JP actually designed this bridge, too, but there was not enough money to build it at the time. His original design was somewhat altered at the time of building, because we can now build glass strong enough to walk on, and everyone was quite sure that JP would have wanted the sides of the bridge to be see-through to the flowing water below.

Had JP been consulted, he might have pointed out that the boat landing under the bridge, the glass sections above it, and women in skirts might be an irresistible combination for teenage boys and ageing voyeurs. As it is, woman just need to be aware … or wear pants.

The Butchers Bridge is also where Slovenes go to pledge undying love by attaching a padlock and throwing the key into the river.

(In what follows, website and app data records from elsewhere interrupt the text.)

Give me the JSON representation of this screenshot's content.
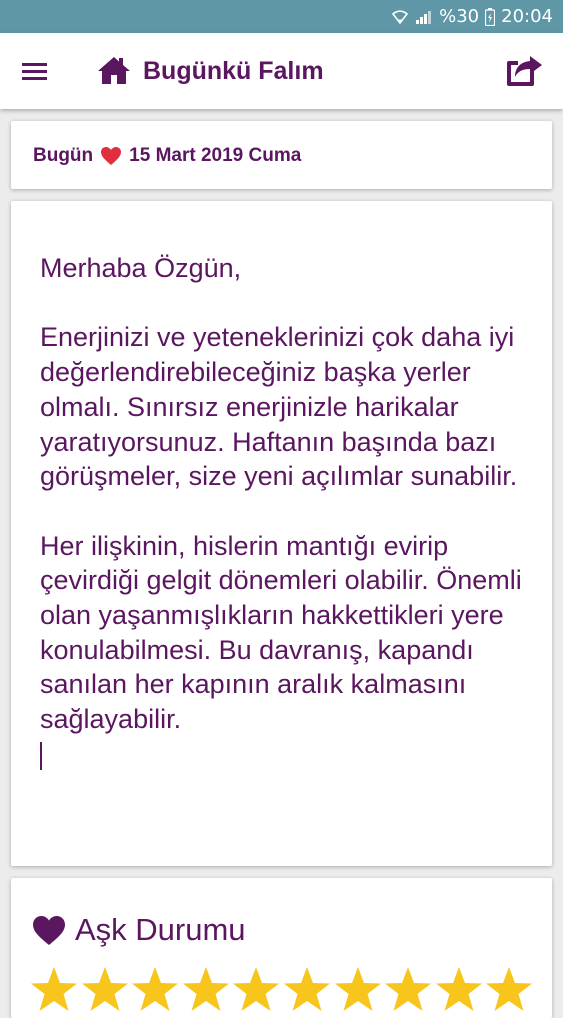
{
  "status_bar": {
    "battery": "%30",
    "time": "20:04",
    "icons": [
      "wifi-icon",
      "signal-icon",
      "battery-charging-icon"
    ]
  },
  "app_bar": {
    "title": "Bugünkü Falım",
    "icons": [
      "menu-icon",
      "home-icon",
      "share-icon"
    ]
  },
  "date_card": {
    "prefix": "Bugün",
    "date": "15 Mart 2019 Cuma"
  },
  "fortune": {
    "greeting": "Merhaba Özgün,",
    "paragraph1": "Enerjinizi ve yeteneklerinizi çok daha iyi değerlendirebileceğiniz başka yerler olmalı. Sınırsız enerjinizle harikalar yaratıyorsunuz. Haftanın başında bazı görüşmeler, size yeni açılımlar sunabilir.",
    "paragraph2": "Her ilişkinin, hislerin mantığı evirip çevirdiği gelgit dönemleri olabilir. Önemli olan yaşanmışlıkların hakkettikleri yere konulabilmesi. Bu davranış, kapandı sanılan her kapının aralık kalmasını sağlayabilir."
  },
  "love_status": {
    "title": "Aşk Durumu",
    "rating": 10,
    "max": 10
  },
  "colors": {
    "primary": "#5b1660",
    "status_bar": "#5f97a7",
    "heart_red": "#e0303f",
    "star": "#f7c51b"
  }
}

Some go so far as to have their names engraved on the lock, while others just write them on with a Sharpie.

The next bridge along is the Dragon Bridge.

Opinion is divided as to why there are dragons everywhere in Ljubljana.

One school of thought says that Ljubljana is where Jason slayed the dragon while fleeing the guardians of the Golden Fleece (during the time when the Argonauts were carrying their ship through the swamps on their way from the Black Sea to the Adriatic). The other is that the order of St George was very strong in the area in the Middle Ages.

There is even a dragon on the coat of arms of the city of Ljubljana, although technically it is a lindverm (somethign like a wyvern), not a proper dragon, because it only has two legs.

The tour finished up at this monastery, which was repurposed into a performance space after years of being empty and decaying, at the suggestion of – yet again – JP.

He did the design for free, and lobbied the city to put the money into renovating it, just to see the building come to life again.

Ljubljana is a lovely city to wander around – the centre is pedestrian-only, and every year they close off another street to cars. Most of the old buildings are well-maintained, and there is a good buzz of activity day and night. It’s not too big, and of you have mobility issues, there are free golf carts which buzz around during the day to help little old ladies get home with their groceries (or anyone else who needs help).

There are lots more photos of Ljubljana in the album: